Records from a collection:
************

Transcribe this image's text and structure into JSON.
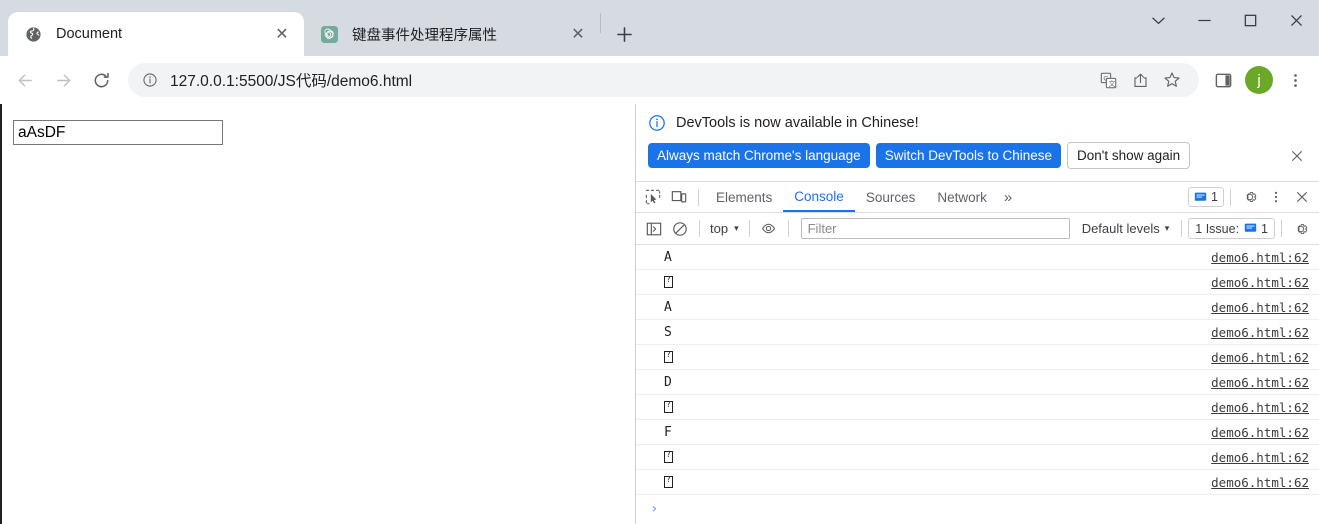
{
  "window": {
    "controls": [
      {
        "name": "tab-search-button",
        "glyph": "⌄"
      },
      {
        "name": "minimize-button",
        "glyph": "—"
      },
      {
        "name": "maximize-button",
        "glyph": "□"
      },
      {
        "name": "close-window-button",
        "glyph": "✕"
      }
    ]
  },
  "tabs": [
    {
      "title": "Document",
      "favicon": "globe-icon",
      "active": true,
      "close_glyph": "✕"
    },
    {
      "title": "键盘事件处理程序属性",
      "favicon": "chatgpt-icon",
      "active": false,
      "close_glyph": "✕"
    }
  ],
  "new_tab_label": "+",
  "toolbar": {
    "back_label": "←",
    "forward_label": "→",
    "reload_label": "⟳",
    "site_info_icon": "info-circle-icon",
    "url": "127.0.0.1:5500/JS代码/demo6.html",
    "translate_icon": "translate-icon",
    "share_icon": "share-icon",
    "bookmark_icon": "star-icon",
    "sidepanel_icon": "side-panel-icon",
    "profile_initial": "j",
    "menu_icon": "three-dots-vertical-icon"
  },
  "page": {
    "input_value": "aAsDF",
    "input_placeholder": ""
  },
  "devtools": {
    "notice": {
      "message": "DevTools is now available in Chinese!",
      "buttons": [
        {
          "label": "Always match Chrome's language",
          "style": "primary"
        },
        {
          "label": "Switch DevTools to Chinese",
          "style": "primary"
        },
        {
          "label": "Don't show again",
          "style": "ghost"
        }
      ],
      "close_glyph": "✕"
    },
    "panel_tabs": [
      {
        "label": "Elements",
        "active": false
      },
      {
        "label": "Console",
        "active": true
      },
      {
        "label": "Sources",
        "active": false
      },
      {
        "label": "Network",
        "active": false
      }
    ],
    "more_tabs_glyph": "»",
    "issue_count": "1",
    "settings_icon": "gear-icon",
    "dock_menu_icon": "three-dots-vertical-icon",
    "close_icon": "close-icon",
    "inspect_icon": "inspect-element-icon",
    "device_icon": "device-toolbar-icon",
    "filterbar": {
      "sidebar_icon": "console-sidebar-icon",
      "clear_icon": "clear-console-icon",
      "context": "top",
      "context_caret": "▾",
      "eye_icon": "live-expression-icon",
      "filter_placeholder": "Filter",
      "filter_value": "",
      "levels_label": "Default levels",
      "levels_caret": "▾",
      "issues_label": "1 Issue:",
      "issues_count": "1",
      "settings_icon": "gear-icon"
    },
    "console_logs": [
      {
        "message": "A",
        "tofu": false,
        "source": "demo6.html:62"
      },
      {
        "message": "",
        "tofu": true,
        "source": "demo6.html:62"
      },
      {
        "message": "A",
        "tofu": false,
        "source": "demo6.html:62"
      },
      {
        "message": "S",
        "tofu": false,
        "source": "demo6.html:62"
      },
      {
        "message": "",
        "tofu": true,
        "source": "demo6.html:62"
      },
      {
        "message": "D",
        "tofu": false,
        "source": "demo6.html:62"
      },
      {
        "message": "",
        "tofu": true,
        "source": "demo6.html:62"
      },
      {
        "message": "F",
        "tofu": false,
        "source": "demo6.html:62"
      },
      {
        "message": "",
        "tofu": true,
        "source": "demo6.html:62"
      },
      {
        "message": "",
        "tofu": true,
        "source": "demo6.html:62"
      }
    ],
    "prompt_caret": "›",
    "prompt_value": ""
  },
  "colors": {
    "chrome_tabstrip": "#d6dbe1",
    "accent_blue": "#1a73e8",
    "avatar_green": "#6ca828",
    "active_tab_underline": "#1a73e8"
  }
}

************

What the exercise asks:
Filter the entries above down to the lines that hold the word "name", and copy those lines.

Answer section:
        "name": "tab-search-button",
        "name": "minimize-button",
        "name": "maximize-button",
        "name": "close-window-button",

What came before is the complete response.